• [PROBLEM DESCRIPTION]
Reproduce, exactly and in full, the records that follow, minus any pictures.

─── RECORDS SHOWN ───

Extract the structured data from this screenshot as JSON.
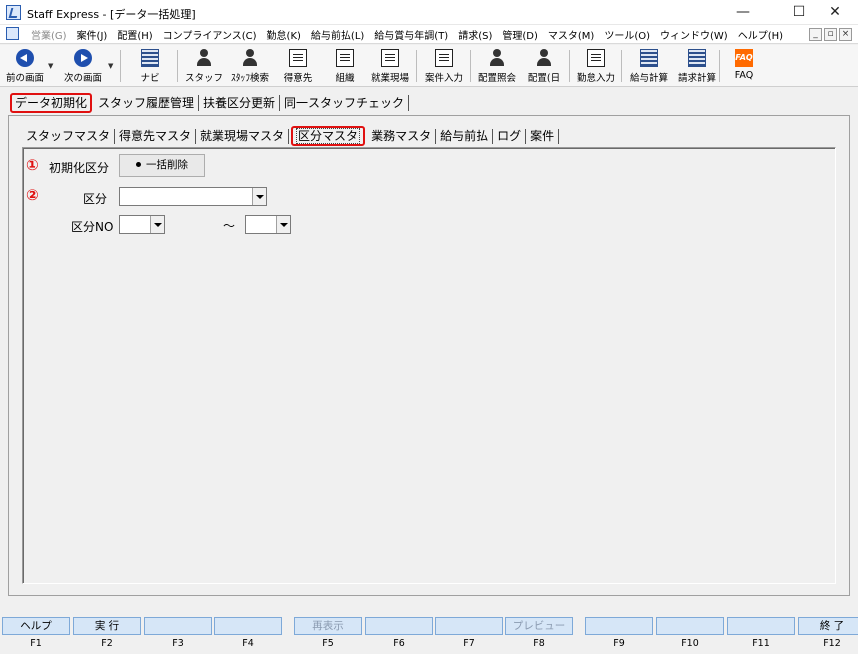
{
  "window": {
    "title": "Staff Express - [データ一括処理]",
    "minimize": "—",
    "maximize": "☐",
    "close": "✕"
  },
  "menu": [
    {
      "label": "営業(G)",
      "disabled": true
    },
    {
      "label": "案件(J)"
    },
    {
      "label": "配置(H)"
    },
    {
      "label": "コンプライアンス(C)"
    },
    {
      "label": "勤怠(K)"
    },
    {
      "label": "給与前払(L)"
    },
    {
      "label": "給与賞与年調(T)"
    },
    {
      "label": "請求(S)"
    },
    {
      "label": "管理(D)"
    },
    {
      "label": "マスタ(M)"
    },
    {
      "label": "ツール(O)"
    },
    {
      "label": "ウィンドウ(W)"
    },
    {
      "label": "ヘルプ(H)"
    }
  ],
  "mdi_controls": [
    "_",
    "▫",
    "×"
  ],
  "toolbar": [
    {
      "id": "back",
      "label": "前の画面",
      "icon": "back-arrow-icon"
    },
    {
      "id": "forward",
      "label": "次の画面",
      "icon": "forward-arrow-icon"
    },
    {
      "id": "navi",
      "label": "ナビ",
      "icon": "navi-icon"
    },
    {
      "id": "staff",
      "label": "スタッフ",
      "icon": "staff-icon"
    },
    {
      "id": "staff-search",
      "label": "ｽﾀｯﾌ検索",
      "icon": "staff-search-icon"
    },
    {
      "id": "client",
      "label": "得意先",
      "icon": "client-icon"
    },
    {
      "id": "org",
      "label": "組織",
      "icon": "organization-icon"
    },
    {
      "id": "worksite",
      "label": "就業現場",
      "icon": "worksite-icon"
    },
    {
      "id": "case-input",
      "label": "案件入力",
      "icon": "case-input-icon"
    },
    {
      "id": "assign-query",
      "label": "配置照会",
      "icon": "assignment-query-icon"
    },
    {
      "id": "assign-day",
      "label": "配置(日",
      "icon": "assignment-day-icon"
    },
    {
      "id": "attendance",
      "label": "勤怠入力",
      "icon": "attendance-icon"
    },
    {
      "id": "payroll",
      "label": "給与計算",
      "icon": "payroll-icon"
    },
    {
      "id": "billing",
      "label": "請求計算",
      "icon": "billing-icon"
    },
    {
      "id": "faq",
      "label": "FAQ",
      "icon": "faq-icon"
    }
  ],
  "toolbar_dropdown_glyph": "▼",
  "faq_icon_text": "FAQ",
  "main_tabs": [
    {
      "label": "データ初期化",
      "active": true
    },
    {
      "label": "スタッフ履歴管理"
    },
    {
      "label": "扶養区分更新"
    },
    {
      "label": "同一スタッフチェック"
    }
  ],
  "sub_tabs": [
    {
      "label": "スタッフマスタ"
    },
    {
      "label": "得意先マスタ"
    },
    {
      "label": "就業現場マスタ"
    },
    {
      "label": "区分マスタ",
      "active": true
    },
    {
      "label": "業務マスタ"
    },
    {
      "label": "給与前払"
    },
    {
      "label": "ログ"
    },
    {
      "label": "案件"
    }
  ],
  "form": {
    "mark1": "①",
    "mark2": "②",
    "init_label": "初期化区分",
    "bulk_delete_label": "一括削除",
    "category_label": "区分",
    "category_value": "",
    "category_no_label": "区分NO",
    "range_sep": "～",
    "no_from": "",
    "no_to": ""
  },
  "function_keys": [
    {
      "key": "F1",
      "label": "ヘルプ"
    },
    {
      "key": "F2",
      "label": "実 行"
    },
    {
      "key": "F3",
      "label": ""
    },
    {
      "key": "F4",
      "label": ""
    },
    {
      "key": "F5",
      "label": "再表示",
      "disabled": true
    },
    {
      "key": "F6",
      "label": ""
    },
    {
      "key": "F7",
      "label": ""
    },
    {
      "key": "F8",
      "label": "プレビュー",
      "disabled": true
    },
    {
      "key": "F9",
      "label": ""
    },
    {
      "key": "F10",
      "label": ""
    },
    {
      "key": "F11",
      "label": ""
    },
    {
      "key": "F12",
      "label": "終 了"
    }
  ],
  "colors": {
    "highlight": "#e01010",
    "fkey_bg": "#d6e6f7",
    "icon_blue": "#1f4fae"
  }
}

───

• [RESULT OF THE TASK]
Extract the structured data from this screenshot as JSON.
{
  "window": {
    "title": "Staff Express - [データ一括処理]",
    "minimize": "—",
    "maximize": "☐",
    "close": "✕"
  },
  "menu": [
    {
      "label": "営業(G)",
      "disabled": true
    },
    {
      "label": "案件(J)"
    },
    {
      "label": "配置(H)"
    },
    {
      "label": "コンプライアンス(C)"
    },
    {
      "label": "勤怠(K)"
    },
    {
      "label": "給与前払(L)"
    },
    {
      "label": "給与賞与年調(T)"
    },
    {
      "label": "請求(S)"
    },
    {
      "label": "管理(D)"
    },
    {
      "label": "マスタ(M)"
    },
    {
      "label": "ツール(O)"
    },
    {
      "label": "ウィンドウ(W)"
    },
    {
      "label": "ヘルプ(H)"
    }
  ],
  "mdi_controls": [
    "_",
    "▫",
    "×"
  ],
  "toolbar": [
    {
      "id": "back",
      "label": "前の画面",
      "icon": "back-arrow-icon"
    },
    {
      "id": "forward",
      "label": "次の画面",
      "icon": "forward-arrow-icon"
    },
    {
      "id": "navi",
      "label": "ナビ",
      "icon": "navi-icon"
    },
    {
      "id": "staff",
      "label": "スタッフ",
      "icon": "staff-icon"
    },
    {
      "id": "staff-search",
      "label": "ｽﾀｯﾌ検索",
      "icon": "staff-search-icon"
    },
    {
      "id": "client",
      "label": "得意先",
      "icon": "client-icon"
    },
    {
      "id": "org",
      "label": "組織",
      "icon": "organization-icon"
    },
    {
      "id": "worksite",
      "label": "就業現場",
      "icon": "worksite-icon"
    },
    {
      "id": "case-input",
      "label": "案件入力",
      "icon": "case-input-icon"
    },
    {
      "id": "assign-query",
      "label": "配置照会",
      "icon": "assignment-query-icon"
    },
    {
      "id": "assign-day",
      "label": "配置(日",
      "icon": "assignment-day-icon"
    },
    {
      "id": "attendance",
      "label": "勤怠入力",
      "icon": "attendance-icon"
    },
    {
      "id": "payroll",
      "label": "給与計算",
      "icon": "payroll-icon"
    },
    {
      "id": "billing",
      "label": "請求計算",
      "icon": "billing-icon"
    },
    {
      "id": "faq",
      "label": "FAQ",
      "icon": "faq-icon"
    }
  ],
  "toolbar_dropdown_glyph": "▼",
  "faq_icon_text": "FAQ",
  "main_tabs": [
    {
      "label": "データ初期化",
      "active": true
    },
    {
      "label": "スタッフ履歴管理"
    },
    {
      "label": "扶養区分更新"
    },
    {
      "label": "同一スタッフチェック"
    }
  ],
  "sub_tabs": [
    {
      "label": "スタッフマスタ"
    },
    {
      "label": "得意先マスタ"
    },
    {
      "label": "就業現場マスタ"
    },
    {
      "label": "区分マスタ",
      "active": true
    },
    {
      "label": "業務マスタ"
    },
    {
      "label": "給与前払"
    },
    {
      "label": "ログ"
    },
    {
      "label": "案件"
    }
  ],
  "form": {
    "mark1": "①",
    "mark2": "②",
    "init_label": "初期化区分",
    "bulk_delete_label": "一括削除",
    "category_label": "区分",
    "category_value": "",
    "category_no_label": "区分NO",
    "range_sep": "～",
    "no_from": "",
    "no_to": ""
  },
  "function_keys": [
    {
      "key": "F1",
      "label": "ヘルプ"
    },
    {
      "key": "F2",
      "label": "実 行"
    },
    {
      "key": "F3",
      "label": ""
    },
    {
      "key": "F4",
      "label": ""
    },
    {
      "key": "F5",
      "label": "再表示",
      "disabled": true
    },
    {
      "key": "F6",
      "label": ""
    },
    {
      "key": "F7",
      "label": ""
    },
    {
      "key": "F8",
      "label": "プレビュー",
      "disabled": true
    },
    {
      "key": "F9",
      "label": ""
    },
    {
      "key": "F10",
      "label": ""
    },
    {
      "key": "F11",
      "label": ""
    },
    {
      "key": "F12",
      "label": "終 了"
    }
  ],
  "colors": {
    "highlight": "#e01010",
    "fkey_bg": "#d6e6f7",
    "icon_blue": "#1f4fae"
  }
}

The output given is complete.